Blue Box subsidies are given under production limiting programmes and are exempted from being capped. However, proposals have been put forth in the WTO for capping Blue Box subsidies at 2.5% of a countrys total value of farm production.
At a meeting of farm negotiators in Geneva on December 5, this year, the EU said that it should be given the right to pay 300 million euro a year, with a view to honour its earlier commitments to Greece and Spain on their accession to the Union. The EU said that in return it would reduce its cotton subsidy to zero under the Amber Box. Amber Box subsidies are considered as trade-distorting.
The draft text released by the WTO agriculture committee chair, Crawford Falconer in July 17, had proposed that any Blue Box payment for individual products should not exceed the average payments made in 1995-2000.
However, an increase in Blue Box payment can be allowed, if a one for one reduction is made in Amber Box subsidy. In the case of cotton, the ratio proposed by Falconer was two to one; every dollar in additional Blue Box payment would mean a $2 cut in Amber Box subsidy.
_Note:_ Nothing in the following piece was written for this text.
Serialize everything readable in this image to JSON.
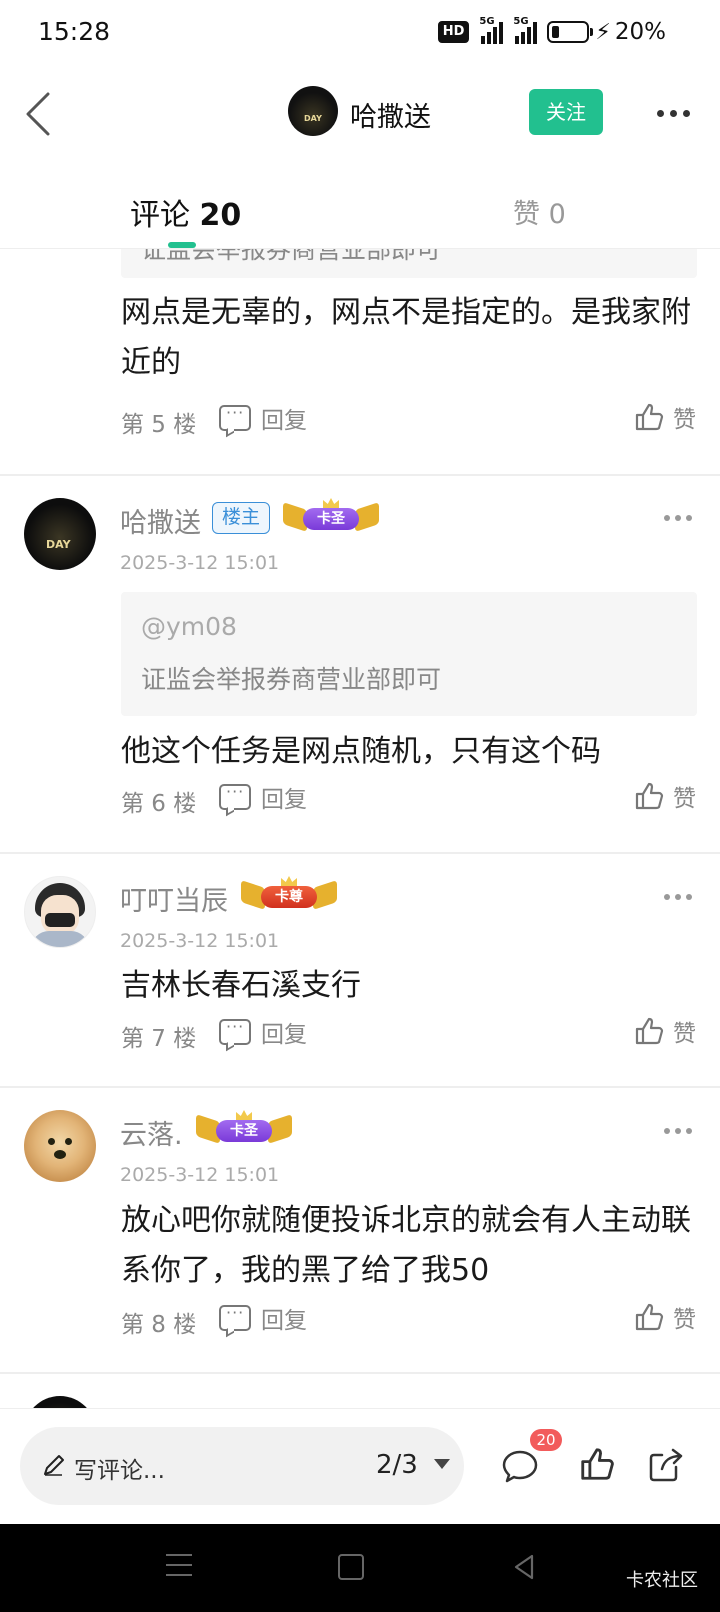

The president of Bharatiya Krishak Samaj, Krishan Bir Chaudhary said, If the EU is allowed to shift its cotton subsidy, the US would agree to reduce its $4 billion cotton subsidy, and this would spell doom for third world farmers.
Reacting to the European move to shift its cotton subsidy, the secretary-general of the Confederation of Indian Textile Industry (CITI), DK Nair said, This is a clever move by EU. India and other developing countries, particularly the African countries, should resist it.
If the Falconer formula is applied without the one to one ratio cut, the EU would be able to pay only the 180 million euro Blue Box subsidy to cotton growers.
With a view to pay 300 million euro, the EU preferred a one to one ratio cut formula.